Universal Music Group gets one dollar for every Zune sold, effectively taxing the digital media player

EMI has apparently demanded huge compensation from Microsoft and other retailers before it will drop DRM copy protection on its audio CDs, says Bloomberg .

The British music giant is thinking of dropping DRM to help bolster the company's declining CD sales, but wants up front payments first.

Talks between EMI and retailers such as Apple , RealNetworks and Yahoo Music reportedly stopped on Friday due to the two groups being unable to agree on a figure. There has been no indication of the kind of numbers they had been discussing.

In some countries, record companies receive compensation from every blank media sold - CDs and tapes, for example.
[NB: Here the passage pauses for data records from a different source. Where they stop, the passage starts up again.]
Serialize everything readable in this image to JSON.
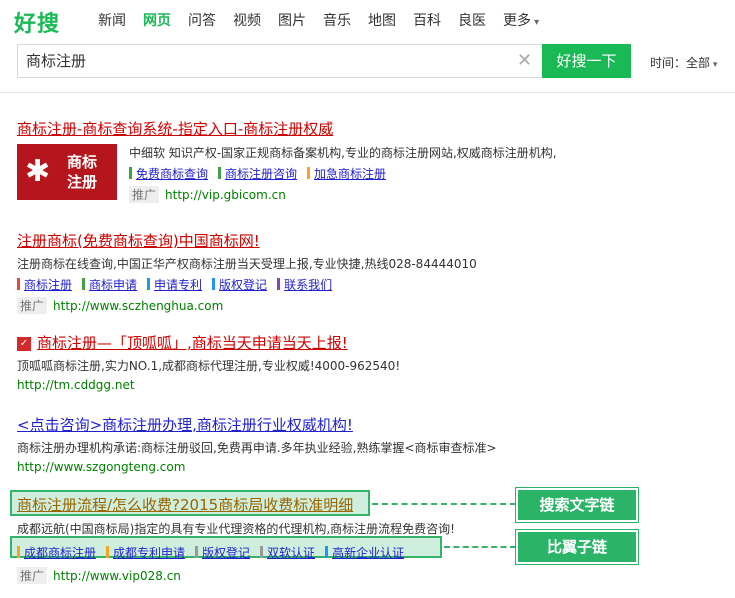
{
  "logo": "好搜",
  "nav": [
    "新闻",
    "网页",
    "问答",
    "视频",
    "图片",
    "音乐",
    "地图",
    "百科",
    "良医",
    "更多"
  ],
  "nav_active_index": 1,
  "search": {
    "value": "商标注册",
    "button": "好搜一下",
    "clear_icon": "close-icon"
  },
  "time_filter": "时间：全部",
  "results": [
    {
      "title": "商标注册-商标查询系统-指定入口-商标注册权威",
      "image_text": "商标\n注册",
      "desc": "中细软 知识产权-国家正规商标备案机构,专业的商标注册网站,权威商标注册机构,",
      "links": [
        "免费商标查询",
        "商标注册咨询",
        "加急商标注册"
      ],
      "tag": "推广",
      "url": "http://vip.gbicom.cn"
    },
    {
      "title": "注册商标(免费商标查询)中国商标网!",
      "desc": "注册商标在线查询,中国正华产权商标注册当天受理上报,专业快捷,热线028-84444010",
      "links": [
        "商标注册",
        "商标申请",
        "申请专利",
        "版权登记",
        "联系我们"
      ],
      "tag": "推广",
      "url": "http://www.sczhenghua.com"
    },
    {
      "title": "商标注册—「顶呱呱」,商标当天申请当天上报!",
      "desc": "顶呱呱商标注册,实力NO.1,成都商标代理注册,专业权威!4000-962540!",
      "url": "http://tm.cddgg.net"
    },
    {
      "title": "<点击咨询>商标注册办理,商标注册行业权威机构!",
      "desc": "商标注册办理机构承诺:商标注册驳回,免费再申请.多年执业经验,熟练掌握<商标审查标准>",
      "url": "http://www.szgongteng.com"
    },
    {
      "title": "商标注册流程/怎么收费?2015商标局收费标准明细",
      "desc": "成都远航(中国商标局)指定的具有专业代理资格的代理机构,商标注册流程免费咨询!",
      "links": [
        "成都商标注册",
        "成都专利申请",
        "版权登记",
        "双软认证",
        "高新企业认证"
      ],
      "tag": "推广",
      "url": "http://www.vip028.cn"
    }
  ],
  "annotations": {
    "title_chain": "搜索文字链",
    "sub_links": "比翼子链"
  }
}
Other countries, like Canada , want an equivalent for digital music players, as it is widely believed most owners will copy CDs onto the player without considering copyright.

Since this is practically unstoppable, a so-called iPod tax would give money from music player sales to the music industry as compensation. Universal Music Group has already entered into an agreement with Microsoft where it gets $1 (£0.51) for every Zune sold in the USA.